→ **Work item**: Copy each entry below unchanged; the images do not go in the copy.

----------

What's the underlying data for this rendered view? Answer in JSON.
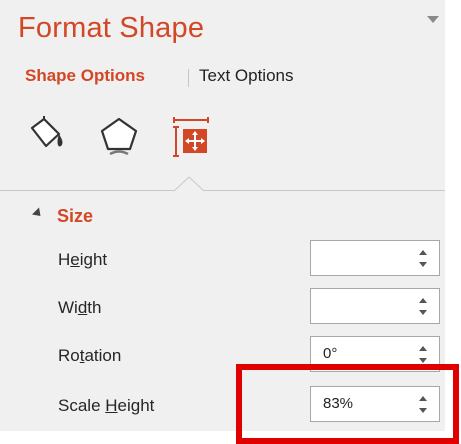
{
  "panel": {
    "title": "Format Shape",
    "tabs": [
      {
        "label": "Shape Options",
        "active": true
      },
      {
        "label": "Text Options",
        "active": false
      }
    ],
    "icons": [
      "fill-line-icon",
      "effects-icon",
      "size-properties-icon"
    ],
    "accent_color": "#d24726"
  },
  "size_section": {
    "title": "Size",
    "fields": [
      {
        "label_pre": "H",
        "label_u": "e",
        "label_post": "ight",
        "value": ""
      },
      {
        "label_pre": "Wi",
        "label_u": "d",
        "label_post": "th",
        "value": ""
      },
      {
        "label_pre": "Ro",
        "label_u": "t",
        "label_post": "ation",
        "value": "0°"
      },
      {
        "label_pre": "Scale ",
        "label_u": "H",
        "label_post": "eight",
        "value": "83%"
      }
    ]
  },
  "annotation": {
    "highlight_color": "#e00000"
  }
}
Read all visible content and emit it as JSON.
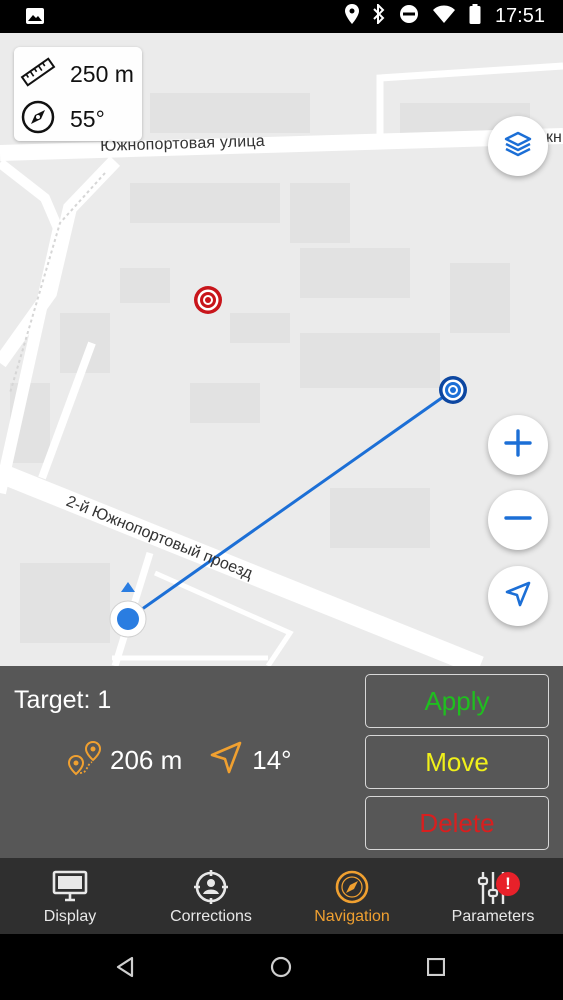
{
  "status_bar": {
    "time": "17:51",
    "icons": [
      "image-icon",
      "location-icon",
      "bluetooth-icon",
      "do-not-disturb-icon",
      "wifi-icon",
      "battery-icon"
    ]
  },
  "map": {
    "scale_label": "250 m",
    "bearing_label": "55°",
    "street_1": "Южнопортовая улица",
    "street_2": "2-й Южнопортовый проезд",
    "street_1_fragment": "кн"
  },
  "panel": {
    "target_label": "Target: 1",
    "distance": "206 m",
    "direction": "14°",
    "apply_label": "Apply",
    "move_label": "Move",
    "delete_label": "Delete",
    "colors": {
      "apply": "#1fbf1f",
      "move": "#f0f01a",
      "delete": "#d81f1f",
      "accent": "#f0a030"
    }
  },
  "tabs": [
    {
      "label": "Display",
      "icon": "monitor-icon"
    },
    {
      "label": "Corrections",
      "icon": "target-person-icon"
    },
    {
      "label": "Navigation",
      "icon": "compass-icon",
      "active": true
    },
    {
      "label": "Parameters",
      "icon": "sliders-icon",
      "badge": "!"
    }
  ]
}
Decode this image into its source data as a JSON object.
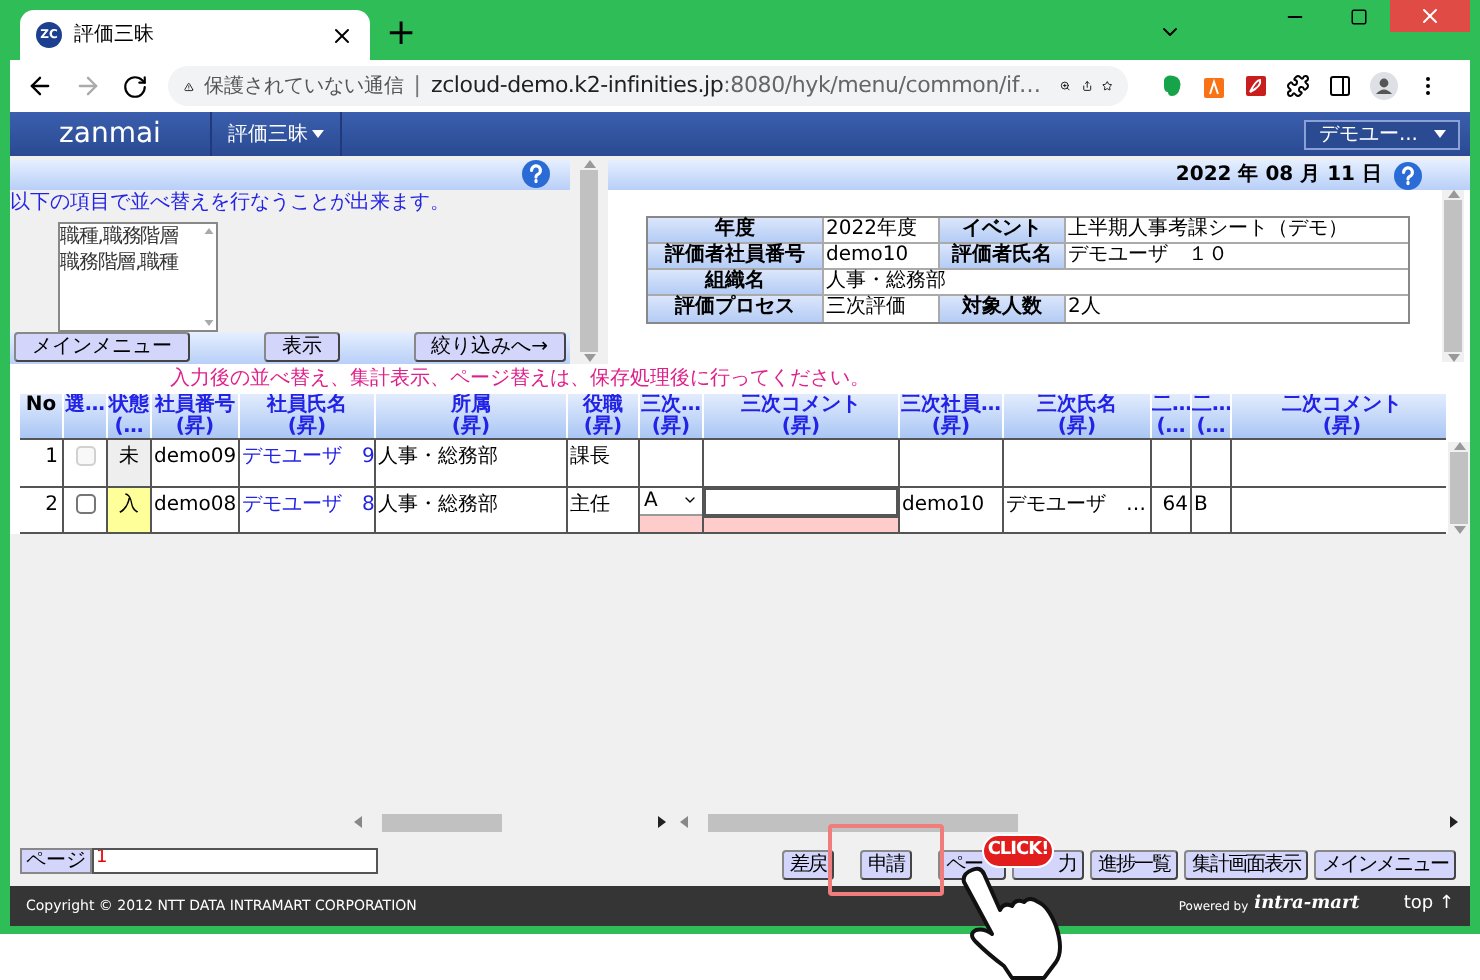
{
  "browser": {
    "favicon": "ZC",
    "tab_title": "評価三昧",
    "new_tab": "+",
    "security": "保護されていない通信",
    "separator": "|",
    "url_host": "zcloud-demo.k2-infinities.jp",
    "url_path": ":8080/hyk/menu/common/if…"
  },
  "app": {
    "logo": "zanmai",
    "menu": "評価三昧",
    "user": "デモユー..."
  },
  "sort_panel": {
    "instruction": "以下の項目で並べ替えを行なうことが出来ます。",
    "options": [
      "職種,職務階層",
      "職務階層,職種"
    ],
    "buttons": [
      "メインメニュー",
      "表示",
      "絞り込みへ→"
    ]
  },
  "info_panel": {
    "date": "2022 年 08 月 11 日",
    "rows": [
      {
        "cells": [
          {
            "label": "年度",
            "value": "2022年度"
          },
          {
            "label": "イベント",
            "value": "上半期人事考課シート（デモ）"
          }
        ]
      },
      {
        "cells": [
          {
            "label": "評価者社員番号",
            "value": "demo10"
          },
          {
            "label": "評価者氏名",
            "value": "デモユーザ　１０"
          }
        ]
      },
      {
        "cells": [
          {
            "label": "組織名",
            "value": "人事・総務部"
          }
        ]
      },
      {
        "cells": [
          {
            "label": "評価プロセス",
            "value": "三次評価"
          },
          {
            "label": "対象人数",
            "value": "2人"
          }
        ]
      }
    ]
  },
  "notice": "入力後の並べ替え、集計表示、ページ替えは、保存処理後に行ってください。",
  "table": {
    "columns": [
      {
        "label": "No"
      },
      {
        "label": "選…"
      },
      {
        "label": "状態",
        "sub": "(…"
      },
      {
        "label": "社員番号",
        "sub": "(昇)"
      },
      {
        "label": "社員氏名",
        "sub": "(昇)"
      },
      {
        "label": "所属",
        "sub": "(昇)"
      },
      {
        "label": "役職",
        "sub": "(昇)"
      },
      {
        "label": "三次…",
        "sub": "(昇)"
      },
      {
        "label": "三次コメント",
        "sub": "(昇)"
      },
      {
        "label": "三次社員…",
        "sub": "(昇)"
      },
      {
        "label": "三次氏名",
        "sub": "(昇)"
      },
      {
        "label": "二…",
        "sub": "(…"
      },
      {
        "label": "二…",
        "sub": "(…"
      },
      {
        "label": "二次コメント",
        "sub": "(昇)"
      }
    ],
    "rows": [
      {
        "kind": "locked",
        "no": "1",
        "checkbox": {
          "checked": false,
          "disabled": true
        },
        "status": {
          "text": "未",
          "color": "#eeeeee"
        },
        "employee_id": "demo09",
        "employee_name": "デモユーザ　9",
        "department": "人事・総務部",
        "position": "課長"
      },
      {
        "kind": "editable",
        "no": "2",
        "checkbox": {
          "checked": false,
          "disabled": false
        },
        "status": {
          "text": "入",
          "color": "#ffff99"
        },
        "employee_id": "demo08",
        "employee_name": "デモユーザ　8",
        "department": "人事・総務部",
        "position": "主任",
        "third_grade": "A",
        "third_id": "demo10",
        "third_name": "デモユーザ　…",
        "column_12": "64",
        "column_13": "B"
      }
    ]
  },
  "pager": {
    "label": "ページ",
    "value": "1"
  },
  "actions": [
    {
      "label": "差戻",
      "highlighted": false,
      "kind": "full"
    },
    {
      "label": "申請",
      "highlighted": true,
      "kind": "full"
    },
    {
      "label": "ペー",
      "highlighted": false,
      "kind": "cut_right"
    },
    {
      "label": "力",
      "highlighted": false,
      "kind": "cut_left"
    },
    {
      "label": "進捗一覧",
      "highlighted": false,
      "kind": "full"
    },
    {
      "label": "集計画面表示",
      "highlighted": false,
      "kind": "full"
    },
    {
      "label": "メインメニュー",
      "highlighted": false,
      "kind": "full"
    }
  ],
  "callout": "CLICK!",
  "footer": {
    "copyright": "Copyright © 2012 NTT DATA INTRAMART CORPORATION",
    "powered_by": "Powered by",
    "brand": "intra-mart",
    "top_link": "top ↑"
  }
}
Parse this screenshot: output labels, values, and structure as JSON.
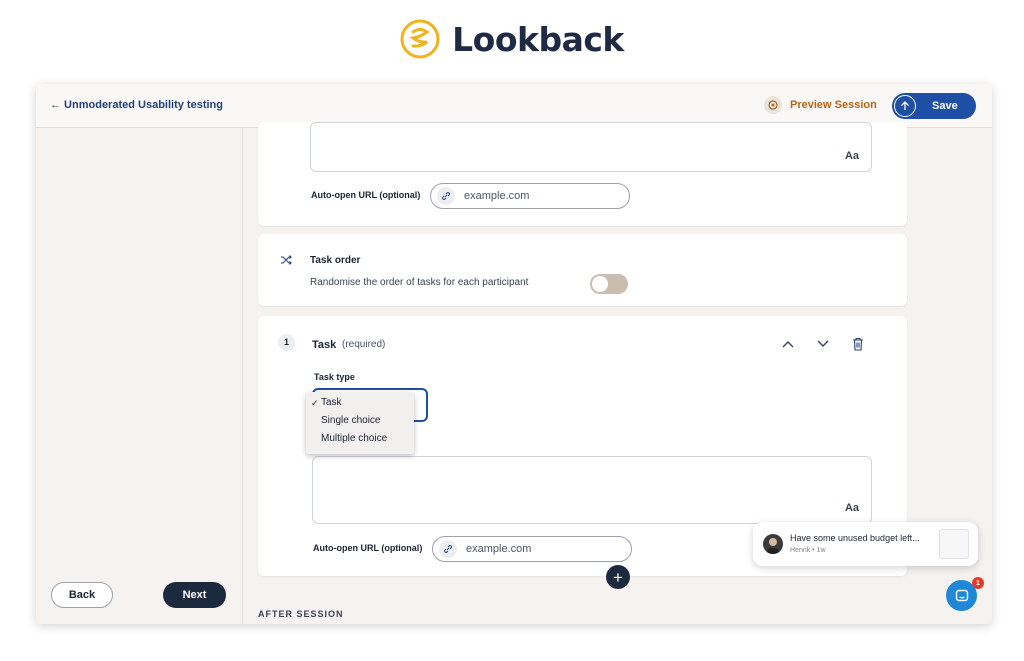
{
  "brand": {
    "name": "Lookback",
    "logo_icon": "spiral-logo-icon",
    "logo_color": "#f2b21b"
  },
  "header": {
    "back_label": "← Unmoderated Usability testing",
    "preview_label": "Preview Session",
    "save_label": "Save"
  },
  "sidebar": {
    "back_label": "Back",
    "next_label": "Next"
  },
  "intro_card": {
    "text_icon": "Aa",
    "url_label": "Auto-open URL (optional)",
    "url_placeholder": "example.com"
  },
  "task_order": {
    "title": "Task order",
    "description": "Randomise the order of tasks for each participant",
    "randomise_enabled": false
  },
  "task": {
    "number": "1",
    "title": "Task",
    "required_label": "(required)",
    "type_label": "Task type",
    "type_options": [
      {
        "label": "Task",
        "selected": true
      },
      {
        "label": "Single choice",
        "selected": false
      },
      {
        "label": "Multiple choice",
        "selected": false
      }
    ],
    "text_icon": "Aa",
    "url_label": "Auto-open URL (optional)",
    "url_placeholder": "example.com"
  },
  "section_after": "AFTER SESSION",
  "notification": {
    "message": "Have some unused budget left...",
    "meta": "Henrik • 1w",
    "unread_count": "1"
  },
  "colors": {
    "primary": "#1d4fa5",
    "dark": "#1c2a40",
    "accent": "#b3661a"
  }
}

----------

→ **Answer for this exercise**:
What's the underlying data for this rendered view? Answer in JSON.
{
  "panel": {
    "title": "Format Shape",
    "tabs": [
      {
        "label": "Shape Options",
        "active": true
      },
      {
        "label": "Text Options",
        "active": false
      }
    ],
    "icons": [
      "fill-line-icon",
      "effects-icon",
      "size-properties-icon"
    ],
    "accent_color": "#d24726"
  },
  "size_section": {
    "title": "Size",
    "fields": [
      {
        "label_pre": "H",
        "label_u": "e",
        "label_post": "ight",
        "value": ""
      },
      {
        "label_pre": "Wi",
        "label_u": "d",
        "label_post": "th",
        "value": ""
      },
      {
        "label_pre": "Ro",
        "label_u": "t",
        "label_post": "ation",
        "value": "0°"
      },
      {
        "label_pre": "Scale ",
        "label_u": "H",
        "label_post": "eight",
        "value": "83%"
      }
    ]
  },
  "annotation": {
    "highlight_color": "#e00000"
  }
}
Read all visible content and emit it as JSON.
{
  "status_bar": {
    "time": "17:51",
    "icons": [
      "image-icon",
      "location-icon",
      "bluetooth-icon",
      "do-not-disturb-icon",
      "wifi-icon",
      "battery-icon"
    ]
  },
  "map": {
    "scale_label": "250 m",
    "bearing_label": "55°",
    "street_1": "Южнопортовая улица",
    "street_2": "2-й Южнопортовый проезд",
    "street_1_fragment": "кн"
  },
  "panel": {
    "target_label": "Target: 1",
    "distance": "206 m",
    "direction": "14°",
    "apply_label": "Apply",
    "move_label": "Move",
    "delete_label": "Delete",
    "colors": {
      "apply": "#1fbf1f",
      "move": "#f0f01a",
      "delete": "#d81f1f",
      "accent": "#f0a030"
    }
  },
  "tabs": [
    {
      "label": "Display",
      "icon": "monitor-icon"
    },
    {
      "label": "Corrections",
      "icon": "target-person-icon"
    },
    {
      "label": "Navigation",
      "icon": "compass-icon",
      "active": true
    },
    {
      "label": "Parameters",
      "icon": "sliders-icon",
      "badge": "!"
    }
  ]
}
Decode this image into its source data as a JSON object.
{
  "browser": {
    "favicon": "ZC",
    "tab_title": "評価三昧",
    "new_tab": "+",
    "security": "保護されていない通信",
    "separator": "|",
    "url_host": "zcloud-demo.k2-infinities.jp",
    "url_path": ":8080/hyk/menu/common/if…"
  },
  "app": {
    "logo": "zanmai",
    "menu": "評価三昧",
    "user": "デモユー..."
  },
  "sort_panel": {
    "instruction": "以下の項目で並べ替えを行なうことが出来ます。",
    "options": [
      "職種,職務階層",
      "職務階層,職種"
    ],
    "buttons": [
      "メインメニュー",
      "表示",
      "絞り込みへ→"
    ]
  },
  "info_panel": {
    "date": "2022 年 08 月 11 日",
    "rows": [
      {
        "cells": [
          {
            "label": "年度",
            "value": "2022年度"
          },
          {
            "label": "イベント",
            "value": "上半期人事考課シート（デモ）"
          }
        ]
      },
      {
        "cells": [
          {
            "label": "評価者社員番号",
            "value": "demo10"
          },
          {
            "label": "評価者氏名",
            "value": "デモユーザ　１０"
          }
        ]
      },
      {
        "cells": [
          {
            "label": "組織名",
            "value": "人事・総務部"
          }
        ]
      },
      {
        "cells": [
          {
            "label": "評価プロセス",
            "value": "三次評価"
          },
          {
            "label": "対象人数",
            "value": "2人"
          }
        ]
      }
    ]
  },
  "notice": "入力後の並べ替え、集計表示、ページ替えは、保存処理後に行ってください。",
  "table": {
    "columns": [
      {
        "label": "No"
      },
      {
        "label": "選…"
      },
      {
        "label": "状態",
        "sub": "(…"
      },
      {
        "label": "社員番号",
        "sub": "(昇)"
      },
      {
        "label": "社員氏名",
        "sub": "(昇)"
      },
      {
        "label": "所属",
        "sub": "(昇)"
      },
      {
        "label": "役職",
        "sub": "(昇)"
      },
      {
        "label": "三次…",
        "sub": "(昇)"
      },
      {
        "label": "三次コメント",
        "sub": "(昇)"
      },
      {
        "label": "三次社員…",
        "sub": "(昇)"
      },
      {
        "label": "三次氏名",
        "sub": "(昇)"
      },
      {
        "label": "二…",
        "sub": "(…"
      },
      {
        "label": "二…",
        "sub": "(…"
      },
      {
        "label": "二次コメント",
        "sub": "(昇)"
      }
    ],
    "rows": [
      {
        "kind": "locked",
        "no": "1",
        "checkbox": {
          "checked": false,
          "disabled": true
        },
        "status": {
          "text": "未",
          "color": "#eeeeee"
        },
        "employee_id": "demo09",
        "employee_name": "デモユーザ　9",
        "department": "人事・総務部",
        "position": "課長"
      },
      {
        "kind": "editable",
        "no": "2",
        "checkbox": {
          "checked": false,
          "disabled": false
        },
        "status": {
          "text": "入",
          "color": "#ffff99"
        },
        "employee_id": "demo08",
        "employee_name": "デモユーザ　8",
        "department": "人事・総務部",
        "position": "主任",
        "third_grade": "A",
        "third_id": "demo10",
        "third_name": "デモユーザ　…",
        "column_12": "64",
        "column_13": "B"
      }
    ]
  },
  "pager": {
    "label": "ページ",
    "value": "1"
  },
  "actions": [
    {
      "label": "差戻",
      "highlighted": false,
      "kind": "full"
    },
    {
      "label": "申請",
      "highlighted": true,
      "kind": "full"
    },
    {
      "label": "ペー",
      "highlighted": false,
      "kind": "cut_right"
    },
    {
      "label": "力",
      "highlighted": false,
      "kind": "cut_left"
    },
    {
      "label": "進捗一覧",
      "highlighted": false,
      "kind": "full"
    },
    {
      "label": "集計画面表示",
      "highlighted": false,
      "kind": "full"
    },
    {
      "label": "メインメニュー",
      "highlighted": false,
      "kind": "full"
    }
  ],
  "callout": "CLICK!",
  "footer": {
    "copyright": "Copyright © 2012 NTT DATA INTRAMART CORPORATION",
    "powered_by": "Powered by",
    "brand": "intra-mart",
    "top_link": "top ↑"
  }
}
Parse this screenshot: output labels, values, and structure as JSON.
{
  "brand": {
    "name": "Lookback",
    "logo_icon": "spiral-logo-icon",
    "logo_color": "#f2b21b"
  },
  "header": {
    "back_label": "← Unmoderated Usability testing",
    "preview_label": "Preview Session",
    "save_label": "Save"
  },
  "sidebar": {
    "back_label": "Back",
    "next_label": "Next"
  },
  "intro_card": {
    "text_icon": "Aa",
    "url_label": "Auto-open URL (optional)",
    "url_placeholder": "example.com"
  },
  "task_order": {
    "title": "Task order",
    "description": "Randomise the order of tasks for each participant",
    "randomise_enabled": false
  },
  "task": {
    "number": "1",
    "title": "Task",
    "required_label": "(required)",
    "type_label": "Task type",
    "type_options": [
      {
        "label": "Task",
        "selected": true
      },
      {
        "label": "Single choice",
        "selected": false
      },
      {
        "label": "Multiple choice",
        "selected": false
      }
    ],
    "text_icon": "Aa",
    "url_label": "Auto-open URL (optional)",
    "url_placeholder": "example.com"
  },
  "section_after": "AFTER SESSION",
  "notification": {
    "message": "Have some unused budget left...",
    "meta": "Henrik • 1w",
    "unread_count": "1"
  },
  "colors": {
    "primary": "#1d4fa5",
    "dark": "#1c2a40",
    "accent": "#b3661a"
  }
}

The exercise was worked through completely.